One outgrowth of web marketing is the webinar.  It comes in all kinds of flavors but after having sat through more webinars than I can count over the past two years, they only come in three basic flavors.  The ugly, the bad, and the good.  And yes, I reversed the old cliche!

The ugly webinar is ugly because it’s execution is ugly.  The presentation is enough to make your eyes bleed.  The facilitator sounds like they just pulled a stranger off the street and gave him the controls.  Ugly webinars are ugly but I won’t necessarily hang up.  Being the optimist that I am, I’m always hoping that I’ll be able to find enough kernals of insight and knowledge that it is worth sitting through this thing.  It’s a risky proposition but sometimes I get lucky.  Even if I attend a really ugly in-person seminar, I’ll work hard to find information I can put to good use.

That brings us to the bad webinar.  These webinars are bad because they oversell the benefits of what you’ll ‘learn’ and package it in a very well design webinar.  The only problem is that there’s no ‘meat’ in this webinar.  It was put together by some marketing and sales people who said to themselves, “hey, we can take our sales brochure and turn it into a webinar.”  These guys want to ride the wave of webinar popularity and get in on this thing too.  For those of us listening and watching this webinar, we smell a rat.  They’ll tell you there is meat in this webinar but all you’ll get is processed cheese.  After about 30-60 seconds of the bad webinar, you can safely hang up.  The bad webinar is bad not because it doesn’t look good or the facilitator isn’t professional, it’s because they created the Gordon Gecko of webinars.  All grease, well-dressed, slick, and very thin on character.

I’ve saved the best for last.  The good seminar is good because it delivers a meaty presentation that is full of excellent insights and information.  Makes you think about things differently.  The good webinar delivers on what they promised in their email pitch.  I feel like they actually went above and beyond that.  I could pay for the good webinar because it over-delivers and blows my expectations out of the water.  The good webinar is well designed and presented in a concise and well facilitated manner.  A really good webinar gives me a nicely designed workbook that I can keep as well.  Although there is a timeframe for the good webinar, nobody seems too worried and they answer almost all the questions that we listeners have.  Do they sell?  Sometimes yes and sometimes no.  If they do sell during the webinar, the % of information to sales pitch is about 90%/10%.

If I was to put a number on where I think all the webinars I’ve attended fall into it would look like this:

Ugly Webinars: 40%

Bad Webinars: 50%

Good Webinars: 10%
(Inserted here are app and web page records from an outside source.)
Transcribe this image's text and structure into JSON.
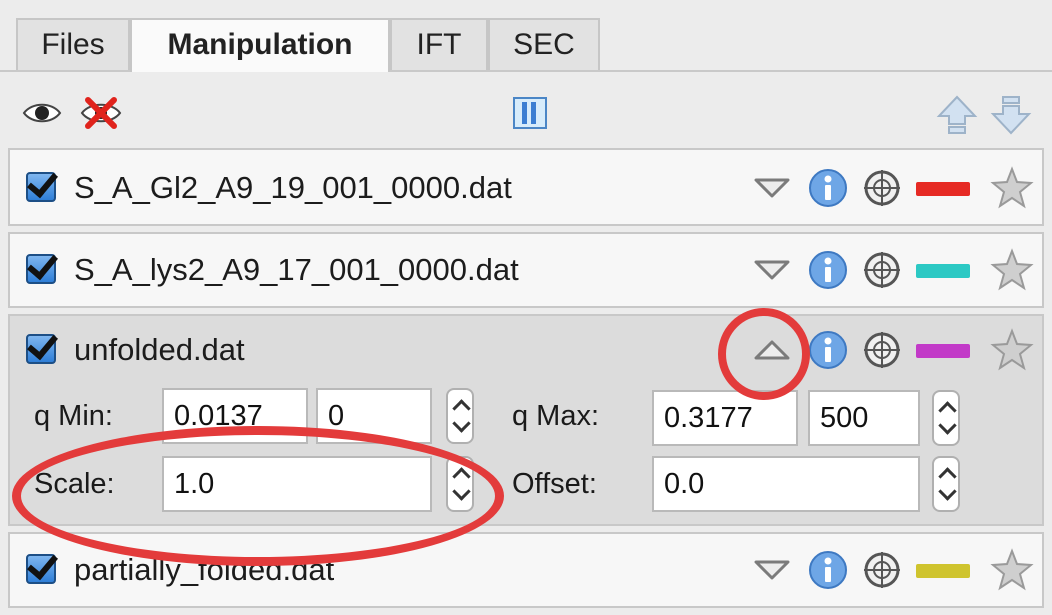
{
  "tabs": [
    {
      "label": "Files"
    },
    {
      "label": "Manipulation"
    },
    {
      "label": "IFT"
    },
    {
      "label": "SEC"
    }
  ],
  "toolbar": {
    "show_all_icon": "eye-icon",
    "hide_all_icon": "eye-crossed-icon",
    "columns_icon": "columns-icon",
    "move_up_icon": "arrow-up-icon",
    "move_down_icon": "arrow-down-icon"
  },
  "items": [
    {
      "filename": "S_A_Gl2_A9_19_001_0000.dat",
      "checked": true,
      "color": "#e62a24",
      "expanded": false
    },
    {
      "filename": "S_A_lys2_A9_17_001_0000.dat",
      "checked": true,
      "color": "#2cc9c4",
      "expanded": false
    },
    {
      "filename": "unfolded.dat",
      "checked": true,
      "color": "#c23ac8",
      "expanded": true,
      "controls": {
        "qmin_label": "q Min:",
        "qmin_value": "0.0137",
        "qmin_index": "0",
        "qmax_label": "q Max:",
        "qmax_value": "0.3177",
        "qmax_index": "500",
        "scale_label": "Scale:",
        "scale_value": "1.0",
        "offset_label": "Offset:",
        "offset_value": "0.0"
      }
    },
    {
      "filename": "partially_folded.dat",
      "checked": true,
      "color": "#cfc42e",
      "expanded": false
    }
  ],
  "annotation_color": "#e33b3b"
}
Yup.  That’s about where they stand.  As usual, there are only a few who really understand that we, the participants, are not as stupid as we look.  We can smell when something is bad and we can see when something is ugly.  That makes those who have good webinars stand out from the crowd.  That’s called differentiation.